* [Exercise instructions] Please reproduce the data in its entirety, word for word.

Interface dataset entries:
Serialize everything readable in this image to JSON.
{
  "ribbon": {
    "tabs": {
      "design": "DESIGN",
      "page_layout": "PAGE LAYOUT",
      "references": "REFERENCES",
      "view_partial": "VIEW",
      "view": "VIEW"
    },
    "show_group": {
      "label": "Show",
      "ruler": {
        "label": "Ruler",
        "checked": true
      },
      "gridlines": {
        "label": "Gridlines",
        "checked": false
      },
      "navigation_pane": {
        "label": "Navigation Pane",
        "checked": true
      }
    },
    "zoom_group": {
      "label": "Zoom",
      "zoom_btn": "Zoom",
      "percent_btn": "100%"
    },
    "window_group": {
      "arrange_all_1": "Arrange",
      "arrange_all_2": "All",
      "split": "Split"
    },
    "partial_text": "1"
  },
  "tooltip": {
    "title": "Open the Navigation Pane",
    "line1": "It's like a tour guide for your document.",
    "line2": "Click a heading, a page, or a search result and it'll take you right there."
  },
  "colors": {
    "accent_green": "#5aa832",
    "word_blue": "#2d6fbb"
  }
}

* [Exercise output]
Serialize everything readable in this image to JSON.
{
  "ribbon": {
    "tabs": {
      "design": "DESIGN",
      "page_layout": "PAGE LAYOUT",
      "references": "REFERENCES",
      "view_partial": "VIEW",
      "view": "VIEW"
    },
    "show_group": {
      "label": "Show",
      "ruler": {
        "label": "Ruler",
        "checked": true
      },
      "gridlines": {
        "label": "Gridlines",
        "checked": false
      },
      "navigation_pane": {
        "label": "Navigation Pane",
        "checked": true
      }
    },
    "zoom_group": {
      "label": "Zoom",
      "zoom_btn": "Zoom",
      "percent_btn": "100%"
    },
    "window_group": {
      "arrange_all_1": "Arrange",
      "arrange_all_2": "All",
      "split": "Split"
    },
    "partial_text": "1"
  },
  "tooltip": {
    "title": "Open the Navigation Pane",
    "line1": "It's like a tour guide for your document.",
    "line2": "Click a heading, a page, or a search result and it'll take you right there."
  },
  "colors": {
    "accent_green": "#5aa832",
    "word_blue": "#2d6fbb"
  }
}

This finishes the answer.